Sri Sri Ravi Shankar:
You can be liberated right now, this very moment. For example, today the general elections have come to an end in the country. Just ask the Chief Election Commissioner of the country as to how he is feeling (referring to the feeling of total relief). That is what liberation is. Now he can comfortably go on a holiday for the next six months.
And just ask those who have lost this election and whose government failed to get re-elected for a new term. They too are very relaxed and happy because they have been freed from all the responsibilities. Now they can go on a holiday to any country in the world for as many days as they may feel like. They anyway do not attend the Parliament sessions regularly. In a span of five years, they would have barely shown up for around 100 days or so.
Liberation means, that you have finally found rest (and this happens when you are finally free from all your desires and cravings). When the feeling dawns from deep within, 'I am content, I do not want anything', and you have fulfilled all your duties and responsibilities, then you are liberated.
Liberation is freedom from desires; liberation is the total contentment that you get when you fulfill all that you had to. Liberation is soaking oneself completely in devotion to the Divine. When this realization dawns on you, 'I am not the body, I am the eternal spirit.

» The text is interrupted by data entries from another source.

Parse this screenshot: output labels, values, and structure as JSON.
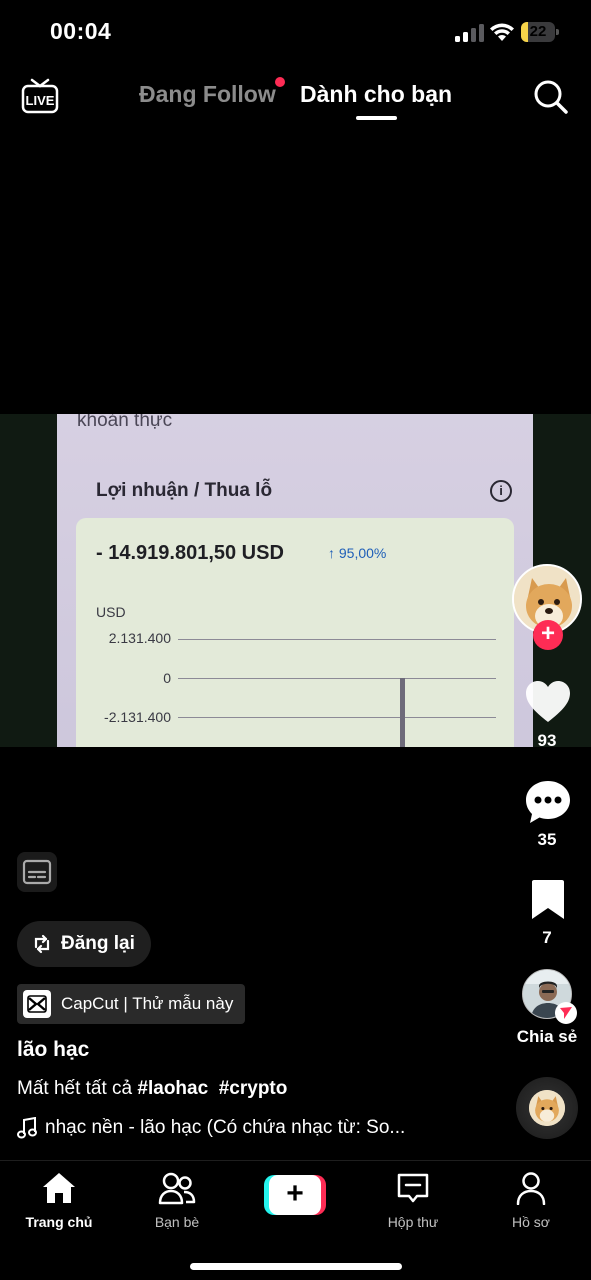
{
  "status_bar": {
    "time": "00:04",
    "battery_level": "22",
    "battery_fraction": 0.22,
    "signal_icon": "cellular-signal-icon",
    "wifi_icon": "wifi-icon"
  },
  "top_nav": {
    "live_label": "LIVE",
    "tabs": [
      {
        "label": "Đang Follow",
        "active": false,
        "has_notification_dot": true
      },
      {
        "label": "Dành cho bạn",
        "active": true
      }
    ],
    "search_icon": "search-icon"
  },
  "video": {
    "top_text": "khoản thực",
    "section_title": "Lợi nhuận / Thua lỗ",
    "amount": "- 14.919.801,50  USD",
    "percent": "↑ 95,00%",
    "axis_unit": "USD",
    "ticks": [
      "2.131.400",
      "0",
      "-2.131.400"
    ]
  },
  "right_rail": {
    "likes": "93",
    "comments": "35",
    "saves": "7",
    "share_label": "Chia sẻ",
    "follow_icon": "plus-icon"
  },
  "caption": {
    "repost_label": "Đăng lại",
    "capcut_label": "CapCut | Thử mẫu này",
    "author": "lão hạc",
    "text": "Mất hết tất cả ",
    "tags": [
      "#laohac",
      "#crypto"
    ],
    "sound": "nhạc nền - lão hạc (Có chứa nhạc từ: So..."
  },
  "bottom_nav": {
    "items": [
      {
        "label": "Trang chủ",
        "icon": "home-icon",
        "active": true
      },
      {
        "label": "Bạn bè",
        "icon": "friends-icon",
        "active": false
      },
      {
        "label": "",
        "icon": "create-plus-icon",
        "active": false
      },
      {
        "label": "Hộp thư",
        "icon": "inbox-icon",
        "active": false
      },
      {
        "label": "Hồ sơ",
        "icon": "profile-icon",
        "active": false
      }
    ]
  },
  "colors": {
    "accent": "#fe2c55",
    "accent_secondary": "#25f4ee",
    "battery": "#f7d44a"
  }
}
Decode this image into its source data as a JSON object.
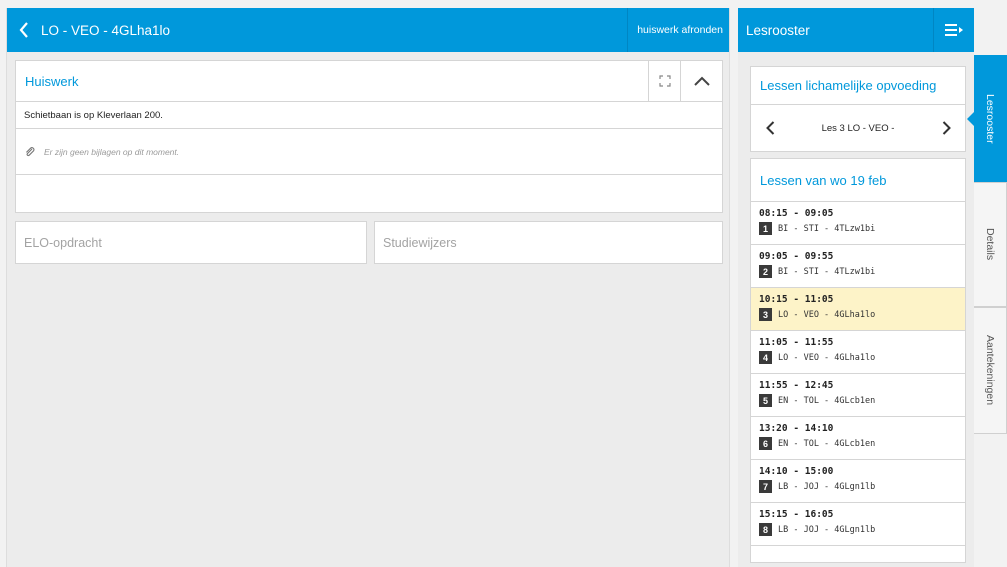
{
  "left_header": {
    "title": "LO - VEO - 4GLha1lo",
    "finish_label": "huiswerk afronden"
  },
  "homework": {
    "title": "Huiswerk",
    "text": "Schietbaan is op Kleverlaan 200.",
    "attachments_text": "Er zijn geen bijlagen op dit moment."
  },
  "sub_cards": {
    "elo_label": "ELO-opdracht",
    "studiewijzers_label": "Studiewijzers"
  },
  "right_header": {
    "title": "Lesrooster"
  },
  "lessons": {
    "title": "Lessen lichamelijke opvoeding",
    "current": "Les 3 LO - VEO -"
  },
  "day": {
    "title": "Lessen van wo 19 feb",
    "items": [
      {
        "time": "08:15 - 09:05",
        "num": "1",
        "desc": "BI - STI - 4TLzw1bi"
      },
      {
        "time": "09:05 - 09:55",
        "num": "2",
        "desc": "BI - STI - 4TLzw1bi"
      },
      {
        "time": "10:15 - 11:05",
        "num": "3",
        "desc": "LO - VEO - 4GLha1lo"
      },
      {
        "time": "11:05 - 11:55",
        "num": "4",
        "desc": "LO - VEO - 4GLha1lo"
      },
      {
        "time": "11:55 - 12:45",
        "num": "5",
        "desc": "EN - TOL - 4GLcb1en"
      },
      {
        "time": "13:20 - 14:10",
        "num": "6",
        "desc": "EN - TOL - 4GLcb1en"
      },
      {
        "time": "14:10 - 15:00",
        "num": "7",
        "desc": "LB - JOJ - 4GLgn1lb"
      },
      {
        "time": "15:15 - 16:05",
        "num": "8",
        "desc": "LB - JOJ - 4GLgn1lb"
      }
    ]
  },
  "tabs": {
    "lesrooster": "Lesrooster",
    "details": "Details",
    "aantekeningen": "Aantekeningen"
  },
  "colors": {
    "accent": "#0098db",
    "active_row": "#fdf3c8"
  }
}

This body will perish but I will remain here forever', then that is liberation.
In the Lalita Sahasranama (a sacred recital of the 1000 holy names of the Mother Divine), there is a verse, 'Rakta-varna mansanishta gudanna pritamanasa. Samsta bhakta sukhada lakinyamba svarupini'. (V. 103)

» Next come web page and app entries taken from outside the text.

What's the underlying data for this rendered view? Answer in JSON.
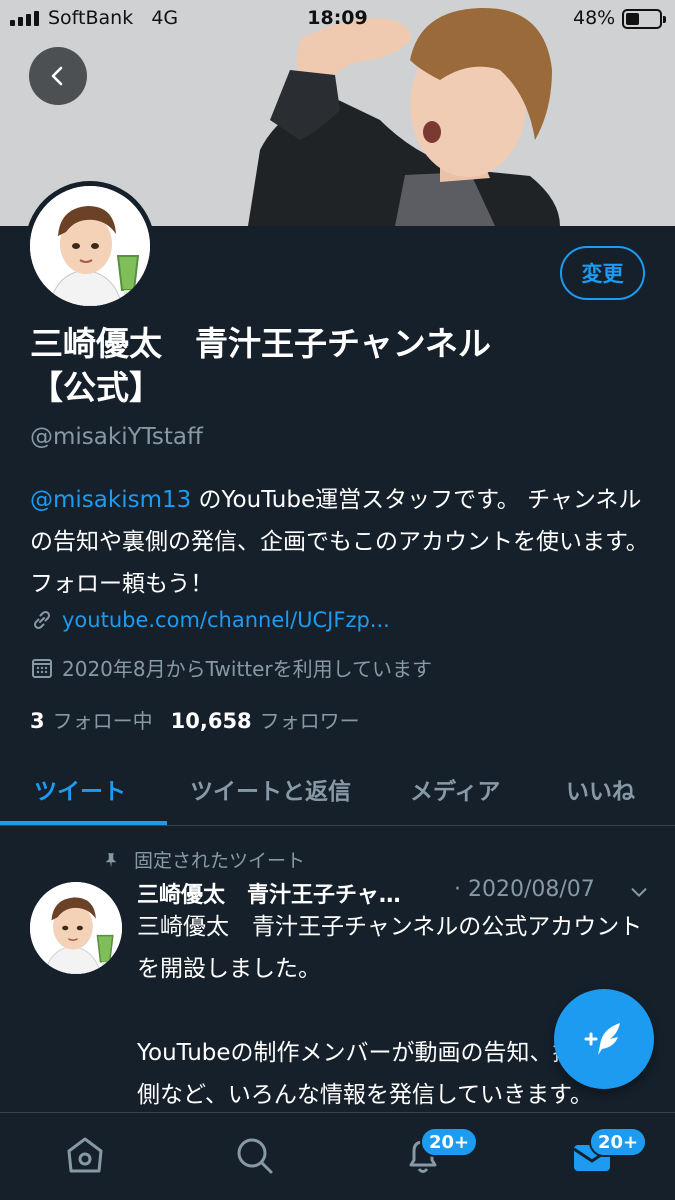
{
  "status_bar": {
    "carrier": "SoftBank",
    "network": "4G",
    "time": "18:09",
    "battery_percent": "48%",
    "battery_level": 0.48
  },
  "profile": {
    "display_name_line1": "三崎優太　青汁王子チャンネル",
    "display_name_line2": "【公式】",
    "handle": "@misakiYTstaff",
    "edit_button_label": "変更",
    "bio_mention": "@misakism13",
    "bio_text": " のYouTube運営スタッフです。 チャンネルの告知や裏側の発信、企画でもこのアカウントを使います。フォロー頼もう！",
    "link": "youtube.com/channel/UCJFzp...",
    "joined": "2020年8月からTwitterを利用しています",
    "following_count": "3",
    "following_label": "フォロー中",
    "followers_count": "10,658",
    "followers_label": "フォロワー"
  },
  "tabs": [
    {
      "label": "ツイート",
      "active": true
    },
    {
      "label": "ツイートと返信",
      "active": false
    },
    {
      "label": "メディア",
      "active": false
    },
    {
      "label": "いいね",
      "active": false
    }
  ],
  "tweet": {
    "pinned_label": "固定されたツイート",
    "author": "三崎優太　青汁王子チャ…",
    "date": "· 2020/08/07",
    "body": "三崎優太　青汁王子チャンネルの公式アカウントを開設しました。\n\nYouTubeの制作メンバーが動画の告知、撮影の裏側など、いろんな情報を発信していきます。"
  },
  "bottom_nav": {
    "notifications_badge": "20+",
    "messages_badge": "20+"
  },
  "colors": {
    "background": "#15202b",
    "accent": "#1d9bf0",
    "secondary_text": "#8899a6"
  },
  "icons": [
    "back-arrow-icon",
    "link-icon",
    "calendar-icon",
    "pin-icon",
    "chevron-down-icon",
    "compose-icon",
    "home-icon",
    "search-icon",
    "bell-icon",
    "mail-icon"
  ]
}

It mentions that the Devi is dressed in a blood-red sari and about Mansanishtha (references to non-vegetarian aspects of one’s body). I thought that the Goddess is vegetarian. They why are there such non-vegetarian references in the verses?
Sri Sri Ravi Shankar:

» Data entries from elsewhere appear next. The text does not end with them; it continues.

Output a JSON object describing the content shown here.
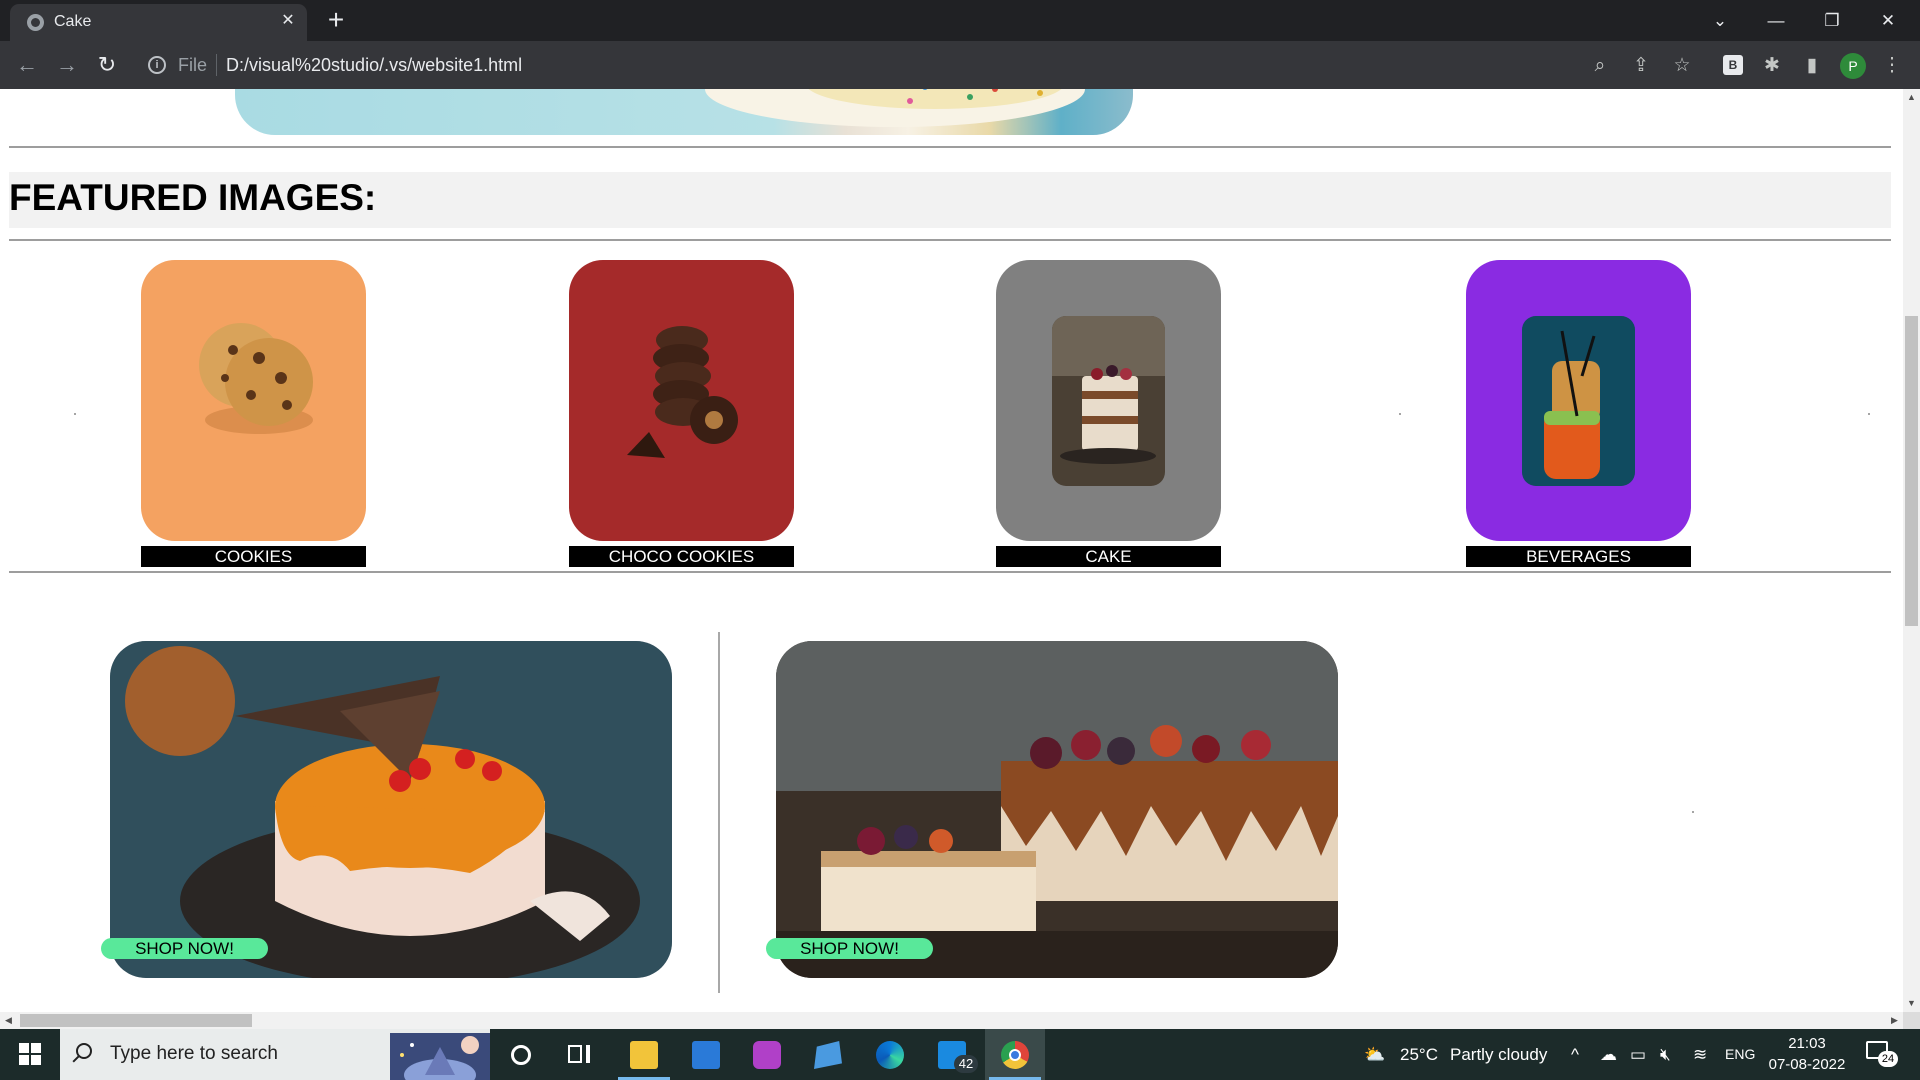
{
  "browser": {
    "tab_title": "Cake",
    "url_scheme": "File",
    "url": "D:/visual%20studio/.vs/website1.html",
    "icons": [
      "back-icon",
      "forward-icon",
      "reload-icon",
      "info-icon",
      "zoom-icon",
      "share-icon",
      "star-icon",
      "extension-b-icon",
      "puzzle-icon",
      "sidebar-icon",
      "profile-icon",
      "menu-icon"
    ],
    "extension_label": "B",
    "profile_initial": "P"
  },
  "page": {
    "featured_heading": "FEATURED IMAGES:",
    "cards": [
      {
        "label": "COOKIES",
        "bg": "#f4a261"
      },
      {
        "label": "CHOCO COOKIES",
        "bg": "#a52a2a"
      },
      {
        "label": "CAKE",
        "bg": "#808080"
      },
      {
        "label": "BEVERAGES",
        "bg": "#8a2be2"
      }
    ],
    "promos": [
      {
        "button": "SHOP NOW!"
      },
      {
        "button": "SHOP NOW!"
      }
    ],
    "accent_button_color": "#59e89a"
  },
  "taskbar": {
    "search_placeholder": "Type here to search",
    "mail_badge": "42",
    "weather_temp": "25°C",
    "weather_text": "Partly cloudy",
    "language": "ENG",
    "time": "21:03",
    "date": "07-08-2022",
    "notification_count": "24"
  }
}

No, it is not like that. These are references to the different Dhaatus (constitutional or fundamental elements that make the physical body). There are seven Dhaatus in the body, and each Dhaatu has got a specific governing deity attached to it. That is, a specific divine energy is associated with it: such as Lakini, Dakini, etc. So it is not referring or implying to non-vegetarian offerings.
It means that these divine deities are a part of you. Mansanishtha means that it resides in the muscles of the body. So a specific deity is present in the muscles. And then another deity resides in the skin, a particular deity is present in the blood and so on. So the verse refers to the different aspects of Divinity present in different parts of the human body.
The phrase 'Gudanna pritamanasa' means that when that particular aspect is more dominant in you, what you would like more is sweet food. And if a different aspect is more dominant in you, then you will like sour foods more, such as curd rice. This verse is actually an explanation for each of the chakras in the body (referring to the metaphysical centers of energy flow in the human body). So when a particular chakra is opening up or active in you, then you will like a particular kind of food. So when a particular chakra is active, or if you want to activate that chakra, then it is good to have curd rice, because it has a cooling effect. So in this way, different types of food, different colors and different parts of the human body are associated with different chakras.
There is a deeper science to all this. Do not take it literally to mean that some deity is really seated in a part of the body. This is all very scientific and is related to physiology also.
In life you will have 101 reasons to get frustrated. However it is up to you keep the enthusiasm alive without allowing the frustration to seep in. Here are some pointers to help you keep frustration at bay.